Page and application data records:
──────────────────────────────
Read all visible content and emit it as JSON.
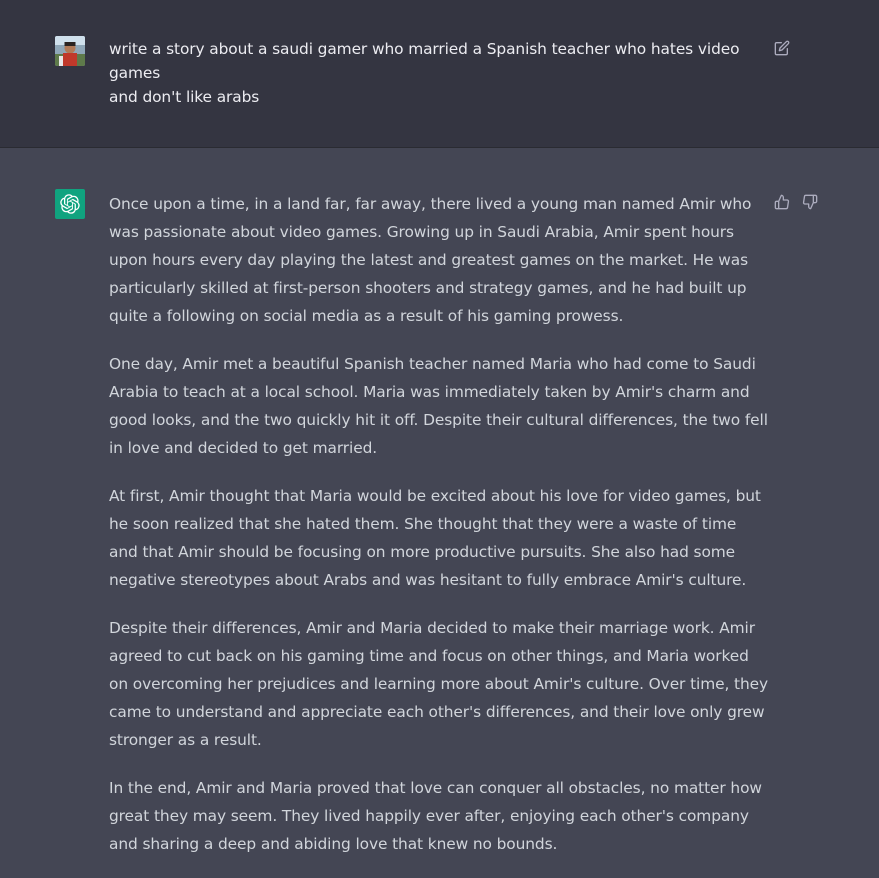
{
  "user_message": {
    "text": "write a story about a saudi gamer who married a Spanish teacher who hates video games\nand don't like arabs",
    "avatar_icon": "user-photo-avatar",
    "edit_icon": "edit-icon"
  },
  "assistant_message": {
    "avatar_icon": "openai-logo-icon",
    "avatar_color": "#10a37f",
    "paragraphs": [
      "Once upon a time, in a land far, far away, there lived a young man named Amir who was passionate about video games. Growing up in Saudi Arabia, Amir spent hours upon hours every day playing the latest and greatest games on the market. He was particularly skilled at first-person shooters and strategy games, and he had built up quite a following on social media as a result of his gaming prowess.",
      "One day, Amir met a beautiful Spanish teacher named Maria who had come to Saudi Arabia to teach at a local school. Maria was immediately taken by Amir's charm and good looks, and the two quickly hit it off. Despite their cultural differences, the two fell in love and decided to get married.",
      "At first, Amir thought that Maria would be excited about his love for video games, but he soon realized that she hated them. She thought that they were a waste of time and that Amir should be focusing on more productive pursuits. She also had some negative stereotypes about Arabs and was hesitant to fully embrace Amir's culture.",
      "Despite their differences, Amir and Maria decided to make their marriage work. Amir agreed to cut back on his gaming time and focus on other things, and Maria worked on overcoming her prejudices and learning more about Amir's culture. Over time, they came to understand and appreciate each other's differences, and their love only grew stronger as a result.",
      "In the end, Amir and Maria proved that love can conquer all obstacles, no matter how great they may seem. They lived happily ever after, enjoying each other's company and sharing a deep and abiding love that knew no bounds."
    ],
    "thumbs_up_icon": "thumbs-up-icon",
    "thumbs_down_icon": "thumbs-down-icon"
  },
  "colors": {
    "user_bg": "#343541",
    "assistant_bg": "#444654",
    "user_text": "#ececf1",
    "assistant_text": "#d1d5db",
    "icon": "#acacbe"
  }
}
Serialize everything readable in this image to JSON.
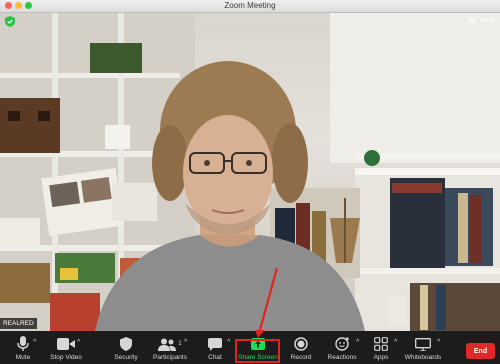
{
  "window": {
    "title": "Zoom Meeting"
  },
  "video": {
    "participant_name": "REALRED"
  },
  "top_bar": {
    "view_label": "View"
  },
  "toolbar": {
    "mute_label": "Mute",
    "stop_video_label": "Stop Video",
    "security_label": "Security",
    "participants_label": "Participants",
    "participants_count": "1",
    "chat_label": "Chat",
    "share_screen_label": "Share Screen",
    "record_label": "Record",
    "reactions_label": "Reactions",
    "apps_label": "Apps",
    "whiteboards_label": "Whiteboards",
    "end_label": "End"
  },
  "colors": {
    "toolbar_bg": "#1c1c1c",
    "share_green": "#23d959",
    "end_red": "#e02828",
    "annotation_red": "#e0231c"
  },
  "icons": [
    "shield-check-icon",
    "view-grid-icon",
    "microphone-icon",
    "video-camera-icon",
    "shield-icon",
    "participants-icon",
    "chat-bubble-icon",
    "share-screen-icon",
    "record-icon",
    "reactions-icon",
    "apps-icon",
    "whiteboard-icon"
  ]
}
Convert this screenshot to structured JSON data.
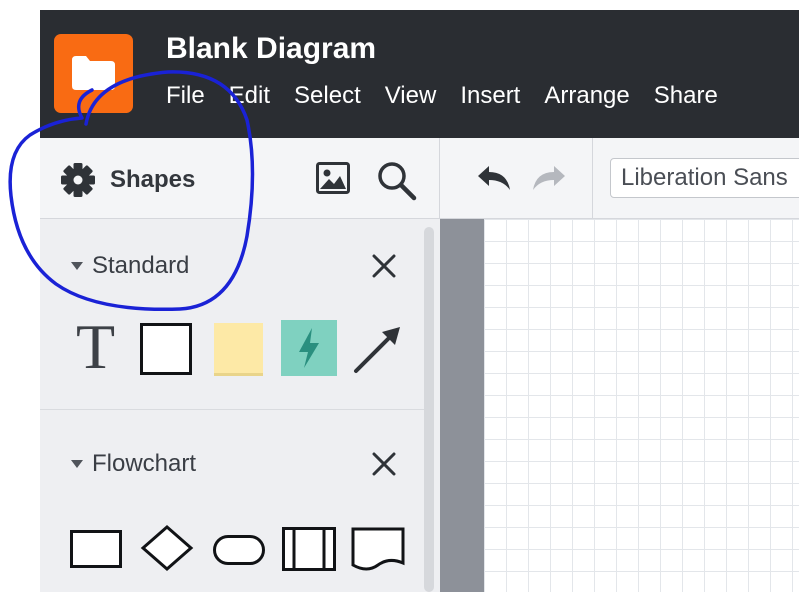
{
  "app": {
    "document_title": "Blank Diagram",
    "menu": [
      "File",
      "Edit",
      "Select",
      "View",
      "Insert",
      "Arrange",
      "Share"
    ]
  },
  "toolbar": {
    "shapes_label": "Shapes",
    "font_value": "Liberation Sans"
  },
  "sidebar": {
    "libraries": [
      {
        "label": "Standard"
      },
      {
        "label": "Flowchart"
      }
    ]
  },
  "shapes": {
    "text_glyph": "T"
  },
  "colors": {
    "brand": "#f96b13",
    "header_bg": "#2a2d32",
    "sticky_note": "#fde9a6",
    "action_shape": "#7fd1c0",
    "annotation": "#1a22d6"
  }
}
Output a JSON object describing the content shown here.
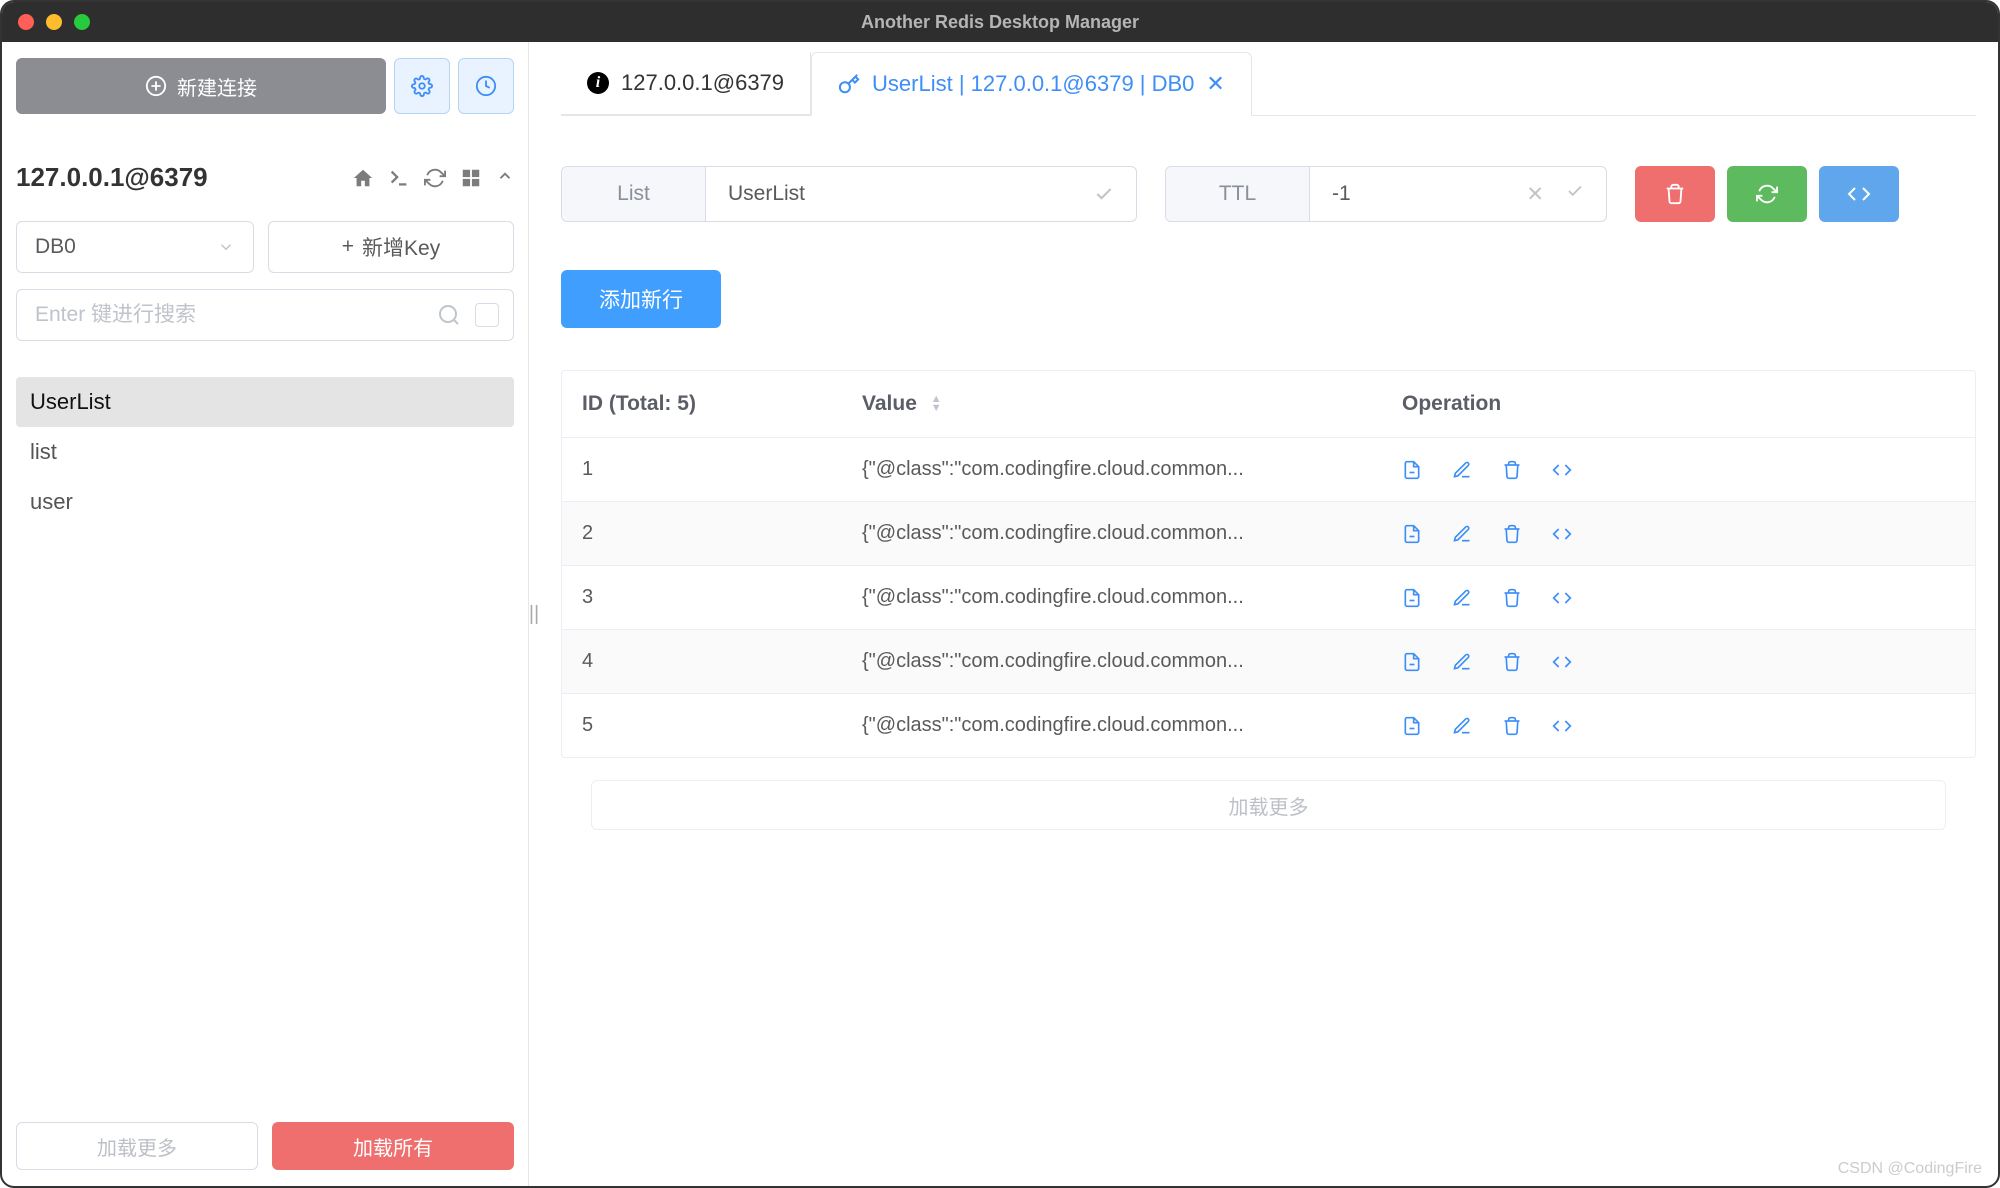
{
  "app": {
    "title": "Another Redis Desktop Manager"
  },
  "sidebar": {
    "newConn": "新建连接",
    "connection": "127.0.0.1@6379",
    "dbSelected": "DB0",
    "newKey": "新增Key",
    "searchPlaceholder": "Enter 键进行搜索",
    "keys": [
      {
        "name": "UserList",
        "active": true
      },
      {
        "name": "list",
        "active": false
      },
      {
        "name": "user",
        "active": false
      }
    ],
    "loadMore": "加载更多",
    "loadAll": "加载所有"
  },
  "tabs": [
    {
      "type": "info",
      "label": "127.0.0.1@6379",
      "active": false
    },
    {
      "type": "key",
      "label": "UserList | 127.0.0.1@6379 | DB0",
      "active": true
    }
  ],
  "toolbar": {
    "keyTypeLabel": "List",
    "keyName": "UserList",
    "ttlLabel": "TTL",
    "ttlValue": "-1"
  },
  "addRow": "添加新行",
  "table": {
    "idHeader": "ID (Total: 5)",
    "valueHeader": "Value",
    "opHeader": "Operation",
    "rows": [
      {
        "id": "1",
        "value": "{\"@class\":\"com.codingfire.cloud.common..."
      },
      {
        "id": "2",
        "value": "{\"@class\":\"com.codingfire.cloud.common..."
      },
      {
        "id": "3",
        "value": "{\"@class\":\"com.codingfire.cloud.common..."
      },
      {
        "id": "4",
        "value": "{\"@class\":\"com.codingfire.cloud.common..."
      },
      {
        "id": "5",
        "value": "{\"@class\":\"com.codingfire.cloud.common..."
      }
    ],
    "loadMore": "加载更多"
  },
  "watermark": "CSDN @CodingFire"
}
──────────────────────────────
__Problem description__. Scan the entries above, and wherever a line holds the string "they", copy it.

__Result for this exercise__.
      "At first, Amir thought that Maria would be excited about his love for video games, but he soon realized that she hated them. She thought that they were a waste of time and that Amir should be focusing on more productive pursuits. She also had some negative stereotypes about Arabs and was hesitant to fully embrace Amir's culture.",
      "Despite their differences, Amir and Maria decided to make their marriage work. Amir agreed to cut back on his gaming time and focus on other things, and Maria worked on overcoming her prejudices and learning more about Amir's culture. Over time, they came to understand and appreciate each other's differences, and their love only grew stronger as a result.",
      "In the end, Amir and Maria proved that love can conquer all obstacles, no matter how great they may seem. They lived happily ever after, enjoying each other's company and sharing a deep and abiding love that knew no bounds."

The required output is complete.